# WORK TASK
Give back the records below verbatim, please, but without a single image.

# DATA TO PROCESS
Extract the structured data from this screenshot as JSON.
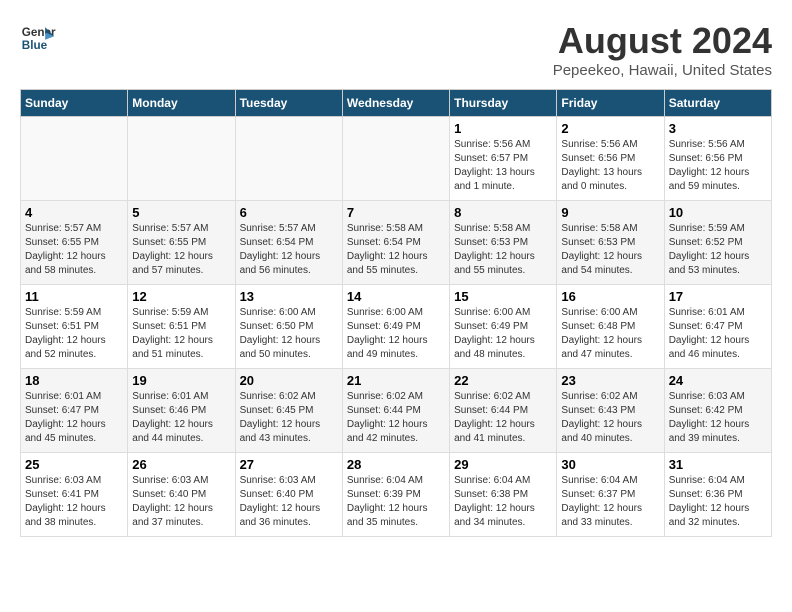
{
  "header": {
    "logo_line1": "General",
    "logo_line2": "Blue",
    "title": "August 2024",
    "subtitle": "Pepeekeo, Hawaii, United States"
  },
  "weekdays": [
    "Sunday",
    "Monday",
    "Tuesday",
    "Wednesday",
    "Thursday",
    "Friday",
    "Saturday"
  ],
  "weeks": [
    [
      {
        "day": "",
        "info": ""
      },
      {
        "day": "",
        "info": ""
      },
      {
        "day": "",
        "info": ""
      },
      {
        "day": "",
        "info": ""
      },
      {
        "day": "1",
        "info": "Sunrise: 5:56 AM\nSunset: 6:57 PM\nDaylight: 13 hours\nand 1 minute."
      },
      {
        "day": "2",
        "info": "Sunrise: 5:56 AM\nSunset: 6:56 PM\nDaylight: 13 hours\nand 0 minutes."
      },
      {
        "day": "3",
        "info": "Sunrise: 5:56 AM\nSunset: 6:56 PM\nDaylight: 12 hours\nand 59 minutes."
      }
    ],
    [
      {
        "day": "4",
        "info": "Sunrise: 5:57 AM\nSunset: 6:55 PM\nDaylight: 12 hours\nand 58 minutes."
      },
      {
        "day": "5",
        "info": "Sunrise: 5:57 AM\nSunset: 6:55 PM\nDaylight: 12 hours\nand 57 minutes."
      },
      {
        "day": "6",
        "info": "Sunrise: 5:57 AM\nSunset: 6:54 PM\nDaylight: 12 hours\nand 56 minutes."
      },
      {
        "day": "7",
        "info": "Sunrise: 5:58 AM\nSunset: 6:54 PM\nDaylight: 12 hours\nand 55 minutes."
      },
      {
        "day": "8",
        "info": "Sunrise: 5:58 AM\nSunset: 6:53 PM\nDaylight: 12 hours\nand 55 minutes."
      },
      {
        "day": "9",
        "info": "Sunrise: 5:58 AM\nSunset: 6:53 PM\nDaylight: 12 hours\nand 54 minutes."
      },
      {
        "day": "10",
        "info": "Sunrise: 5:59 AM\nSunset: 6:52 PM\nDaylight: 12 hours\nand 53 minutes."
      }
    ],
    [
      {
        "day": "11",
        "info": "Sunrise: 5:59 AM\nSunset: 6:51 PM\nDaylight: 12 hours\nand 52 minutes."
      },
      {
        "day": "12",
        "info": "Sunrise: 5:59 AM\nSunset: 6:51 PM\nDaylight: 12 hours\nand 51 minutes."
      },
      {
        "day": "13",
        "info": "Sunrise: 6:00 AM\nSunset: 6:50 PM\nDaylight: 12 hours\nand 50 minutes."
      },
      {
        "day": "14",
        "info": "Sunrise: 6:00 AM\nSunset: 6:49 PM\nDaylight: 12 hours\nand 49 minutes."
      },
      {
        "day": "15",
        "info": "Sunrise: 6:00 AM\nSunset: 6:49 PM\nDaylight: 12 hours\nand 48 minutes."
      },
      {
        "day": "16",
        "info": "Sunrise: 6:00 AM\nSunset: 6:48 PM\nDaylight: 12 hours\nand 47 minutes."
      },
      {
        "day": "17",
        "info": "Sunrise: 6:01 AM\nSunset: 6:47 PM\nDaylight: 12 hours\nand 46 minutes."
      }
    ],
    [
      {
        "day": "18",
        "info": "Sunrise: 6:01 AM\nSunset: 6:47 PM\nDaylight: 12 hours\nand 45 minutes."
      },
      {
        "day": "19",
        "info": "Sunrise: 6:01 AM\nSunset: 6:46 PM\nDaylight: 12 hours\nand 44 minutes."
      },
      {
        "day": "20",
        "info": "Sunrise: 6:02 AM\nSunset: 6:45 PM\nDaylight: 12 hours\nand 43 minutes."
      },
      {
        "day": "21",
        "info": "Sunrise: 6:02 AM\nSunset: 6:44 PM\nDaylight: 12 hours\nand 42 minutes."
      },
      {
        "day": "22",
        "info": "Sunrise: 6:02 AM\nSunset: 6:44 PM\nDaylight: 12 hours\nand 41 minutes."
      },
      {
        "day": "23",
        "info": "Sunrise: 6:02 AM\nSunset: 6:43 PM\nDaylight: 12 hours\nand 40 minutes."
      },
      {
        "day": "24",
        "info": "Sunrise: 6:03 AM\nSunset: 6:42 PM\nDaylight: 12 hours\nand 39 minutes."
      }
    ],
    [
      {
        "day": "25",
        "info": "Sunrise: 6:03 AM\nSunset: 6:41 PM\nDaylight: 12 hours\nand 38 minutes."
      },
      {
        "day": "26",
        "info": "Sunrise: 6:03 AM\nSunset: 6:40 PM\nDaylight: 12 hours\nand 37 minutes."
      },
      {
        "day": "27",
        "info": "Sunrise: 6:03 AM\nSunset: 6:40 PM\nDaylight: 12 hours\nand 36 minutes."
      },
      {
        "day": "28",
        "info": "Sunrise: 6:04 AM\nSunset: 6:39 PM\nDaylight: 12 hours\nand 35 minutes."
      },
      {
        "day": "29",
        "info": "Sunrise: 6:04 AM\nSunset: 6:38 PM\nDaylight: 12 hours\nand 34 minutes."
      },
      {
        "day": "30",
        "info": "Sunrise: 6:04 AM\nSunset: 6:37 PM\nDaylight: 12 hours\nand 33 minutes."
      },
      {
        "day": "31",
        "info": "Sunrise: 6:04 AM\nSunset: 6:36 PM\nDaylight: 12 hours\nand 32 minutes."
      }
    ]
  ]
}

# RESPONSE TO THIS EXERCISE
Extract the structured data from this screenshot as JSON.
{
  "header": {
    "logo_line1": "General",
    "logo_line2": "Blue",
    "title": "August 2024",
    "subtitle": "Pepeekeo, Hawaii, United States"
  },
  "weekdays": [
    "Sunday",
    "Monday",
    "Tuesday",
    "Wednesday",
    "Thursday",
    "Friday",
    "Saturday"
  ],
  "weeks": [
    [
      {
        "day": "",
        "info": ""
      },
      {
        "day": "",
        "info": ""
      },
      {
        "day": "",
        "info": ""
      },
      {
        "day": "",
        "info": ""
      },
      {
        "day": "1",
        "info": "Sunrise: 5:56 AM\nSunset: 6:57 PM\nDaylight: 13 hours\nand 1 minute."
      },
      {
        "day": "2",
        "info": "Sunrise: 5:56 AM\nSunset: 6:56 PM\nDaylight: 13 hours\nand 0 minutes."
      },
      {
        "day": "3",
        "info": "Sunrise: 5:56 AM\nSunset: 6:56 PM\nDaylight: 12 hours\nand 59 minutes."
      }
    ],
    [
      {
        "day": "4",
        "info": "Sunrise: 5:57 AM\nSunset: 6:55 PM\nDaylight: 12 hours\nand 58 minutes."
      },
      {
        "day": "5",
        "info": "Sunrise: 5:57 AM\nSunset: 6:55 PM\nDaylight: 12 hours\nand 57 minutes."
      },
      {
        "day": "6",
        "info": "Sunrise: 5:57 AM\nSunset: 6:54 PM\nDaylight: 12 hours\nand 56 minutes."
      },
      {
        "day": "7",
        "info": "Sunrise: 5:58 AM\nSunset: 6:54 PM\nDaylight: 12 hours\nand 55 minutes."
      },
      {
        "day": "8",
        "info": "Sunrise: 5:58 AM\nSunset: 6:53 PM\nDaylight: 12 hours\nand 55 minutes."
      },
      {
        "day": "9",
        "info": "Sunrise: 5:58 AM\nSunset: 6:53 PM\nDaylight: 12 hours\nand 54 minutes."
      },
      {
        "day": "10",
        "info": "Sunrise: 5:59 AM\nSunset: 6:52 PM\nDaylight: 12 hours\nand 53 minutes."
      }
    ],
    [
      {
        "day": "11",
        "info": "Sunrise: 5:59 AM\nSunset: 6:51 PM\nDaylight: 12 hours\nand 52 minutes."
      },
      {
        "day": "12",
        "info": "Sunrise: 5:59 AM\nSunset: 6:51 PM\nDaylight: 12 hours\nand 51 minutes."
      },
      {
        "day": "13",
        "info": "Sunrise: 6:00 AM\nSunset: 6:50 PM\nDaylight: 12 hours\nand 50 minutes."
      },
      {
        "day": "14",
        "info": "Sunrise: 6:00 AM\nSunset: 6:49 PM\nDaylight: 12 hours\nand 49 minutes."
      },
      {
        "day": "15",
        "info": "Sunrise: 6:00 AM\nSunset: 6:49 PM\nDaylight: 12 hours\nand 48 minutes."
      },
      {
        "day": "16",
        "info": "Sunrise: 6:00 AM\nSunset: 6:48 PM\nDaylight: 12 hours\nand 47 minutes."
      },
      {
        "day": "17",
        "info": "Sunrise: 6:01 AM\nSunset: 6:47 PM\nDaylight: 12 hours\nand 46 minutes."
      }
    ],
    [
      {
        "day": "18",
        "info": "Sunrise: 6:01 AM\nSunset: 6:47 PM\nDaylight: 12 hours\nand 45 minutes."
      },
      {
        "day": "19",
        "info": "Sunrise: 6:01 AM\nSunset: 6:46 PM\nDaylight: 12 hours\nand 44 minutes."
      },
      {
        "day": "20",
        "info": "Sunrise: 6:02 AM\nSunset: 6:45 PM\nDaylight: 12 hours\nand 43 minutes."
      },
      {
        "day": "21",
        "info": "Sunrise: 6:02 AM\nSunset: 6:44 PM\nDaylight: 12 hours\nand 42 minutes."
      },
      {
        "day": "22",
        "info": "Sunrise: 6:02 AM\nSunset: 6:44 PM\nDaylight: 12 hours\nand 41 minutes."
      },
      {
        "day": "23",
        "info": "Sunrise: 6:02 AM\nSunset: 6:43 PM\nDaylight: 12 hours\nand 40 minutes."
      },
      {
        "day": "24",
        "info": "Sunrise: 6:03 AM\nSunset: 6:42 PM\nDaylight: 12 hours\nand 39 minutes."
      }
    ],
    [
      {
        "day": "25",
        "info": "Sunrise: 6:03 AM\nSunset: 6:41 PM\nDaylight: 12 hours\nand 38 minutes."
      },
      {
        "day": "26",
        "info": "Sunrise: 6:03 AM\nSunset: 6:40 PM\nDaylight: 12 hours\nand 37 minutes."
      },
      {
        "day": "27",
        "info": "Sunrise: 6:03 AM\nSunset: 6:40 PM\nDaylight: 12 hours\nand 36 minutes."
      },
      {
        "day": "28",
        "info": "Sunrise: 6:04 AM\nSunset: 6:39 PM\nDaylight: 12 hours\nand 35 minutes."
      },
      {
        "day": "29",
        "info": "Sunrise: 6:04 AM\nSunset: 6:38 PM\nDaylight: 12 hours\nand 34 minutes."
      },
      {
        "day": "30",
        "info": "Sunrise: 6:04 AM\nSunset: 6:37 PM\nDaylight: 12 hours\nand 33 minutes."
      },
      {
        "day": "31",
        "info": "Sunrise: 6:04 AM\nSunset: 6:36 PM\nDaylight: 12 hours\nand 32 minutes."
      }
    ]
  ]
}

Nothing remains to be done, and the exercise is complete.